In zeal to laugh at Boston, Times leaves out part of the story
The Times today peered down its imperial nose at Boston and sneered, in its summation of the saga of Clark "Don't Call Me Karl" Rockefeller, who goes on trial tomorrow on charges of ne'er-do-wellness:
He told stories of growing up on Manhattan's Sutton Place, of getting into Yale at 14 and of his work as an astrophysicist, venture capitalist or movie producer, depending on his whim.
And Boston listened. ...
This most erudite of cities, where Mr. Gerhartsreiter had made his home since 2006, will be watching closely when he goes on trial here this week, seeking an explanation of how he could have fooled his former wife, a graduate of Harvard Business School, and so many others for so long.
Oh, those wacky chowdaheads. What the Times left out was how New York listened, too.

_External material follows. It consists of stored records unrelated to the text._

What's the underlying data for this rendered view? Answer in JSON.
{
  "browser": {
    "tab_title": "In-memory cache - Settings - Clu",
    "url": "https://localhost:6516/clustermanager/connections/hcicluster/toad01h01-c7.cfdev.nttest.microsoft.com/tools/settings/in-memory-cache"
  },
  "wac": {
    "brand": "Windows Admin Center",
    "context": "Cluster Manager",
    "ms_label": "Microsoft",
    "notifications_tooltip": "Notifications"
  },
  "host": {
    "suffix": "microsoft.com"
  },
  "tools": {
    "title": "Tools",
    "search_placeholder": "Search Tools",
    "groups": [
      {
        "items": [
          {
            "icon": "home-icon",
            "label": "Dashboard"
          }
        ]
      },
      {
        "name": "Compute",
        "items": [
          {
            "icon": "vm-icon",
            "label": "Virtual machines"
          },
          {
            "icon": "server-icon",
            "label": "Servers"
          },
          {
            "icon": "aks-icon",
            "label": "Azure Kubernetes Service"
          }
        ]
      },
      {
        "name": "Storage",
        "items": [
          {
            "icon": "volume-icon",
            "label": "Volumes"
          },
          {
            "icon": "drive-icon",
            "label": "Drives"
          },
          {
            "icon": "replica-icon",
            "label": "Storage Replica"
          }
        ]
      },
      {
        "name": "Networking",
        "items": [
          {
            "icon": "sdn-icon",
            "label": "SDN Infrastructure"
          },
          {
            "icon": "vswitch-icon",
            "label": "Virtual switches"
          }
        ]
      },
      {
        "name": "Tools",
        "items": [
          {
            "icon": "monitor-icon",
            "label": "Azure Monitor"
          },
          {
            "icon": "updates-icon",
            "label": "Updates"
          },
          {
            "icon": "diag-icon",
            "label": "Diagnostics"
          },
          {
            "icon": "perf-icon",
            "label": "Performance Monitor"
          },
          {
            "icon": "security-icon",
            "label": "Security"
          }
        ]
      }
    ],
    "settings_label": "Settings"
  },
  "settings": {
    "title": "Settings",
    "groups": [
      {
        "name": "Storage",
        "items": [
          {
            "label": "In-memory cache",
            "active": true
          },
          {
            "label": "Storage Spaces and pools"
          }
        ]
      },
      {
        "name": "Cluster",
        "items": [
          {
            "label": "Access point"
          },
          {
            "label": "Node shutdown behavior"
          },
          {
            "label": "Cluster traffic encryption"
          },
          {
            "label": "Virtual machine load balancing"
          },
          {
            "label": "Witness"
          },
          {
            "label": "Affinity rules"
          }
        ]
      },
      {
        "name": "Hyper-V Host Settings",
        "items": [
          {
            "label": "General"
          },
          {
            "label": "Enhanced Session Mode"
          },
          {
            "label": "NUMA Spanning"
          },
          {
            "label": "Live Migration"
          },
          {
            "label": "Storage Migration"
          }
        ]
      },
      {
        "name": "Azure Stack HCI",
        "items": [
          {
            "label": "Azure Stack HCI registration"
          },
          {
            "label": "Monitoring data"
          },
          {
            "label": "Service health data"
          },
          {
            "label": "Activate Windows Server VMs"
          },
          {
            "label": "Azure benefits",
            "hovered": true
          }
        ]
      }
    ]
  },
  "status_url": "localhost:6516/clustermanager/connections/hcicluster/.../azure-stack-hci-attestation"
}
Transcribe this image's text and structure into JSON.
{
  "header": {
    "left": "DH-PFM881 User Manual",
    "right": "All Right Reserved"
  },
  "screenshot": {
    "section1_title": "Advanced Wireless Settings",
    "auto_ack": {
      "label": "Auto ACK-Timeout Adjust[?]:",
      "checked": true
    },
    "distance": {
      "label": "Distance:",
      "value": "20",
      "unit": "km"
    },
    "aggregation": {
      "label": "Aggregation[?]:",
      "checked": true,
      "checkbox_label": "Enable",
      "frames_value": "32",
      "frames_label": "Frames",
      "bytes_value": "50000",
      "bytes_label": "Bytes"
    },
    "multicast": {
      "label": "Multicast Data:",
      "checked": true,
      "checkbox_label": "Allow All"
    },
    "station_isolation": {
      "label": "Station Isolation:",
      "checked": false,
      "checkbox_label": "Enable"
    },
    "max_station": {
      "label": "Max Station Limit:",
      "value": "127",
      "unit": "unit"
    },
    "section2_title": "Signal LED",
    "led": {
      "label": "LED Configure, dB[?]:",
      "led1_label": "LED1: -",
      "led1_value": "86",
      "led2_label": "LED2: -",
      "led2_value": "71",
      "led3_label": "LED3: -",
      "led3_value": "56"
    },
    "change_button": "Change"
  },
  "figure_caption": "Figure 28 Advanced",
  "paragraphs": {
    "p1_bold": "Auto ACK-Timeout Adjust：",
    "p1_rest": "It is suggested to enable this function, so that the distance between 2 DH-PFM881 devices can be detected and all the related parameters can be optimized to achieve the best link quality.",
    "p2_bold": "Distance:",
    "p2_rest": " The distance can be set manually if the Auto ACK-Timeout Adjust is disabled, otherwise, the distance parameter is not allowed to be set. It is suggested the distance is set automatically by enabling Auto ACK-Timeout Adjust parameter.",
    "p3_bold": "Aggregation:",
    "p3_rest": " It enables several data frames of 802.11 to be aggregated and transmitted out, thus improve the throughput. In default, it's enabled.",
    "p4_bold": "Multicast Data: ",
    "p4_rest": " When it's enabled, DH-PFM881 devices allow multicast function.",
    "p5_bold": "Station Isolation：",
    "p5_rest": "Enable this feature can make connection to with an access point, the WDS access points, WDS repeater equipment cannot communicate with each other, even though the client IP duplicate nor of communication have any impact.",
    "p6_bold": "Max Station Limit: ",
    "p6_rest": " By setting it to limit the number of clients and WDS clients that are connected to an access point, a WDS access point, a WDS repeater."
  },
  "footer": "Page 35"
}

For that, we turn to Vanity Fair, which apparently doesn't mind pricking tender New York sensibilities:
Despite having neither a college degree nor any semblance of experience, Crowe was next hired to head a department in the U.S. offices of Nikko Securities, Ltd., on Wall Street, with an estimated annual base salary of $150,000. "Everyone was flabbergasted," says his former Phelps co-worker. "We could not even imagine how he got a job he was clearly not capable of handling." He was hired by a now deceased ex–Goldman Sachs executive, who "was taken by people who seemed to be blue-blooded, and wasn't the kind of guy who would necessarily check references," one of Crowe's fellow employees remembers.
Nikko institutes corporate bond department, read a July 13, 1987, press release about the company's expansion into selling "high-grade bonds, swaps ... and distribution of securities" to institutional investors. The department, with offices in the World Financial Center, would consist of five bond salesmen as well as a team of up to 15 traders and analysts. "Christopher Crowe, who formerly ran the Battenberg-Crowe-von-Wettin Foundation, will lead the endeavor as vice president."